The Regional Transit Plan (RTP) identifies 30 transit corridors that together would create a strong transit network in Central Maryland. The transit corridors are places that show a strong demand for transit and connect people across the region. Transit corridors are not just lines on a map showing where current service goes—they are opportunities to explore new ways to make it easier to travel without a car, including new transportation modes, schedules, routes, and infrastructure.
Watch the video below to learn more about the corridor study process:
In 2019-2020, MDOT MTA worked with the Regional Transit Plan Commission, local jurisdictions, and members of the public to prioritize transit corridors based on data showing transit readiness and potential to contribute to equitable transportation outcomes, including access to jobs and other essential trips. In 2021, MDOT MTA, Baltimore City, Baltimore County, and Howard County started to study two transit corridors:
For details about how the regional transit corridors were identified and prioritized view Chapter 6 of the RTP.
North - South Corridor
Towson to Downtown Baltimore
|Increase mobility and access to jobs, services, and other opportunities in the region.
|Center equity as a core consideration.
|Create strategic connection to local and regional multi-modal transportation options.
|Support the region’s economic competitiveness and strategic growth.
|Support the regions sustainability goals.
East - West Corridor
Bayview to Ellicott City
|Improve the connectivity and operations of the existing transit network.
|Expand the reach and connectivity of the regional transit network.
|Prioritize the needs of existing transit riders and transit-critical populations.
|Maximize the economic and environmental benefit of a major transit investment.
Corridor Studies identify the range of options (also known as alternatives) that best serve existing and future transit demand for a specific study area. In each case, MDOT MTA and its partners will work with jurisdictional partners and the public to set corridor-specific goals and objectives to evaluate potential routes, modes, and service characteristics (stop/station locations and frequency).

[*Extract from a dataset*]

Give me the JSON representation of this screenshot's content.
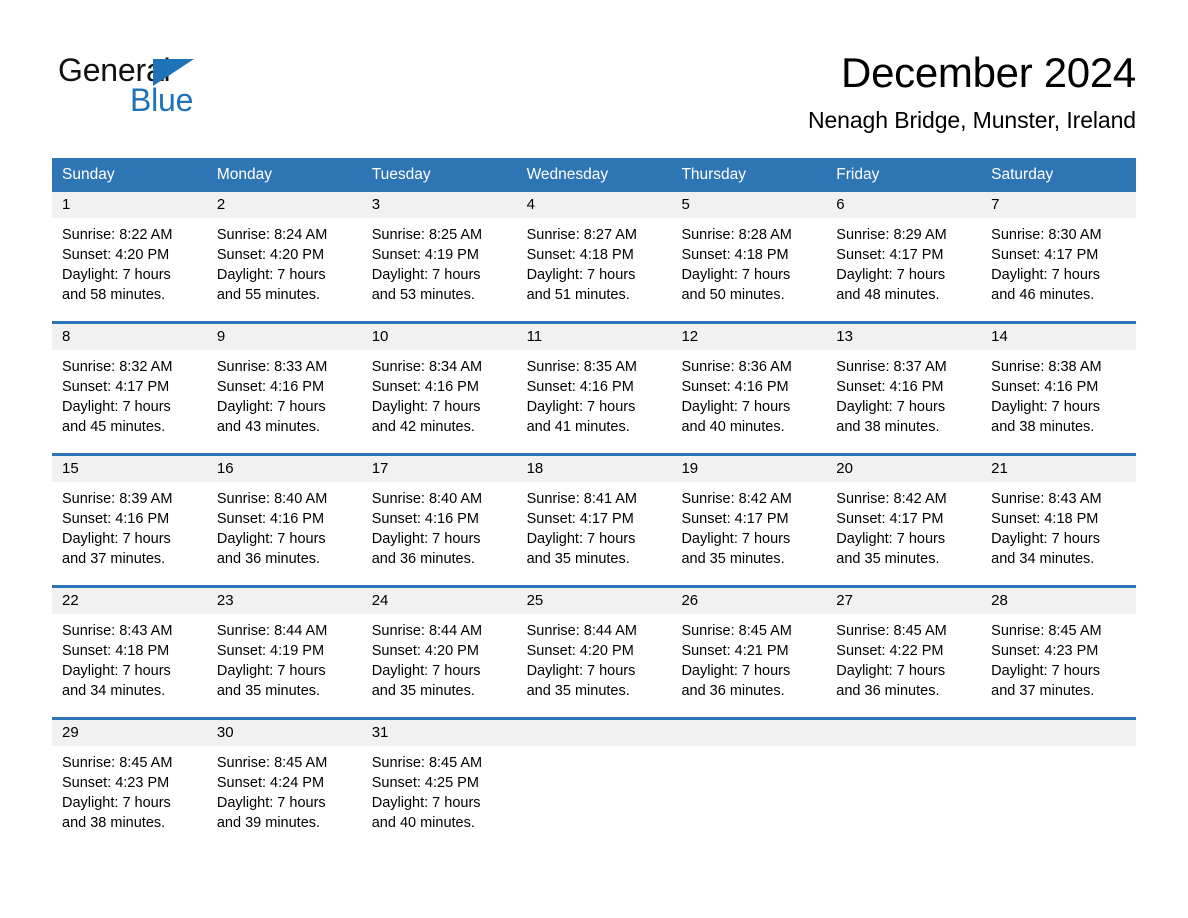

Previous Planning Studies:
What can we learn from the past?
How can these projects best fit other city, county, and state-level efforts?
What do riders, residents, and
Who would be likely to use transit?
Travel Pattern Analysis:
Where do people want to go now and in the future?
Land Use Analysis:
What would be surrounding transit stops/stations?
It takes approximately one year for Corridor Studies to narrow down all of the possible ways to travel between destinations into a final group of two to three alternatives that will receive further engineering analysis. Each alternative offers a different approach to how the service would work, including these characteristics:
What combination of limited stop or express bus, bus rapid transit, light rail, heavy rail, commuter rail, and other new technologies is the best fit?
Where would stops and stations be located and how close would they be to each other?
What type of frequencies and operating hours can you expect?
What types of physical improvements, including dedicated right-of-way or new stop amenities would improve the customer experience?
Call the Project Team